TASK TO COMPLETE: Your task is to set down the line containing "Transcribe this image's" and every later line of the entries, word for word, including the last.

*** Opening MATERIAL FOR THIS EXERCISE ***

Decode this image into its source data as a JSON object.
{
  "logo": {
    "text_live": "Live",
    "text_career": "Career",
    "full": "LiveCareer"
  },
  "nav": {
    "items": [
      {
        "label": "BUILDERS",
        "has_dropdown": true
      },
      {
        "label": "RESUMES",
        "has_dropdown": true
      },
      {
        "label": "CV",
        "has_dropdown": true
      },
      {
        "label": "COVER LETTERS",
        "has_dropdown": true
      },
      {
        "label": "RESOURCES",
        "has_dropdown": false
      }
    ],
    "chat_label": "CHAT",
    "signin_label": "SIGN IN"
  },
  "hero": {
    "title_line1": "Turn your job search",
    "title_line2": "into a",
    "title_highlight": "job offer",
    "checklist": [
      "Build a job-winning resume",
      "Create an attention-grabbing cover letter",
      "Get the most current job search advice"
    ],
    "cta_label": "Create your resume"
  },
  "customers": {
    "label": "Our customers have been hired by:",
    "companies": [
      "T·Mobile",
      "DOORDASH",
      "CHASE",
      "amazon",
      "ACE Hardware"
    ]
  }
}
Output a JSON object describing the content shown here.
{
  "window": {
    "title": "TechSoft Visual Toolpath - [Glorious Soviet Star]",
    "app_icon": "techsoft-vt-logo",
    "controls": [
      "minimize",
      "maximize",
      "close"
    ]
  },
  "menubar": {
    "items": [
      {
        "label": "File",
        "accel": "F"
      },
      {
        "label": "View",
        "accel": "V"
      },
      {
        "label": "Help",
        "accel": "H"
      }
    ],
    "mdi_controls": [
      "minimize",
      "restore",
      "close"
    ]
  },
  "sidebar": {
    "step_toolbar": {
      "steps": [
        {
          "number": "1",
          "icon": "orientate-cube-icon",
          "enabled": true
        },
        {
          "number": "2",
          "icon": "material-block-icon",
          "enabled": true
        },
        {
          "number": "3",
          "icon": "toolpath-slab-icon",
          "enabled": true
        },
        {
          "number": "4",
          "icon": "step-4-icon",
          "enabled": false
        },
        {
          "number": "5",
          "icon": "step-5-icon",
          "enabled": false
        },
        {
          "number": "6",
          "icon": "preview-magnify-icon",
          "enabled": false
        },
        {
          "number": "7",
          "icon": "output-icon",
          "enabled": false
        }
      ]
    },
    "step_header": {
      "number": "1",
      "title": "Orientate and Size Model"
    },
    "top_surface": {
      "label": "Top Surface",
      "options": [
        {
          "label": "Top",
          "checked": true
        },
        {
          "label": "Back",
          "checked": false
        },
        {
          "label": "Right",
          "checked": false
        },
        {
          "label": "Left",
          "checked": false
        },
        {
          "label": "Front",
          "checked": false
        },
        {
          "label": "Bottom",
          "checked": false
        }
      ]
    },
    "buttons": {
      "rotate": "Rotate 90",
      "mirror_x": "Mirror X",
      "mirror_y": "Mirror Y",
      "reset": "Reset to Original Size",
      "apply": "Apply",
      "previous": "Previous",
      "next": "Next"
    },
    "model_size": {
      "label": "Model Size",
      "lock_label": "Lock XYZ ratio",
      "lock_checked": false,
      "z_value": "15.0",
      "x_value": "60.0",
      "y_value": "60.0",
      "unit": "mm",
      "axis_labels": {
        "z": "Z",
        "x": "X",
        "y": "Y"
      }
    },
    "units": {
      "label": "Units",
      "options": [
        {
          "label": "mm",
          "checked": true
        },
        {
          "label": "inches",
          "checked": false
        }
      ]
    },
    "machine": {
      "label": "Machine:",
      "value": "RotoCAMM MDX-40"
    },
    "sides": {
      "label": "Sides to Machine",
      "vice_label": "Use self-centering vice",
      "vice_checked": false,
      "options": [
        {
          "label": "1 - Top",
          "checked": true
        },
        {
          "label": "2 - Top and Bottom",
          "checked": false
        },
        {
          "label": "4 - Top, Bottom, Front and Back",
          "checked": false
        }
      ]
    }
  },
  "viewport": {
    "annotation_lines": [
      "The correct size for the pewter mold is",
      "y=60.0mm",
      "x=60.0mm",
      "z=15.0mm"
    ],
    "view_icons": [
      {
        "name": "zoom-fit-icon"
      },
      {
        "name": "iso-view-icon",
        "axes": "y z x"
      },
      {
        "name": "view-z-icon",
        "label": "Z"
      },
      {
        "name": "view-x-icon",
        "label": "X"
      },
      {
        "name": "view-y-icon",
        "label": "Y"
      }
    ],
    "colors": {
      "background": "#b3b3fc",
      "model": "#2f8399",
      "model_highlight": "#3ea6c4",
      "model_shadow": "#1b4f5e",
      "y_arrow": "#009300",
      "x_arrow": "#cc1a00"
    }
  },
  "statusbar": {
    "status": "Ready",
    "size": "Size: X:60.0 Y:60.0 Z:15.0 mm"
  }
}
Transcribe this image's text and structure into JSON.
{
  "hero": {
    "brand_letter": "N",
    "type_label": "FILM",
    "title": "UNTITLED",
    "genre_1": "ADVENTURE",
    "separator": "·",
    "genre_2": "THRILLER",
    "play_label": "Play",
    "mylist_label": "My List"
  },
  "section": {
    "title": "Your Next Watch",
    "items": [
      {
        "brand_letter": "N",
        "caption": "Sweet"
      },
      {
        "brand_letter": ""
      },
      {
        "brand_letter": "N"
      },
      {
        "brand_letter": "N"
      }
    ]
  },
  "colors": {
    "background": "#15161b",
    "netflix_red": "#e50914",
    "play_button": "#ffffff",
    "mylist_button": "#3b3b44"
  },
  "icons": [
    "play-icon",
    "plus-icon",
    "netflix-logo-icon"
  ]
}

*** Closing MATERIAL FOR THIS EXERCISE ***

RESULT OF THE TASK:
Transcribe this image's text and structure into JSON.
{
  "hero": {
    "brand_letter": "N",
    "type_label": "FILM",
    "title": "UNTITLED",
    "genre_1": "ADVENTURE",
    "separator": "·",
    "genre_2": "THRILLER",
    "play_label": "Play",
    "mylist_label": "My List"
  },
  "section": {
    "title": "Your Next Watch",
    "items": [
      {
        "brand_letter": "N",
        "caption": "Sweet"
      },
      {
        "brand_letter": ""
      },
      {
        "brand_letter": "N"
      },
      {
        "brand_letter": "N"
      }
    ]
  },
  "colors": {
    "background": "#15161b",
    "netflix_red": "#e50914",
    "play_button": "#ffffff",
    "mylist_button": "#3b3b44"
  },
  "icons": [
    "play-icon",
    "plus-icon",
    "netflix-logo-icon"
  ]
}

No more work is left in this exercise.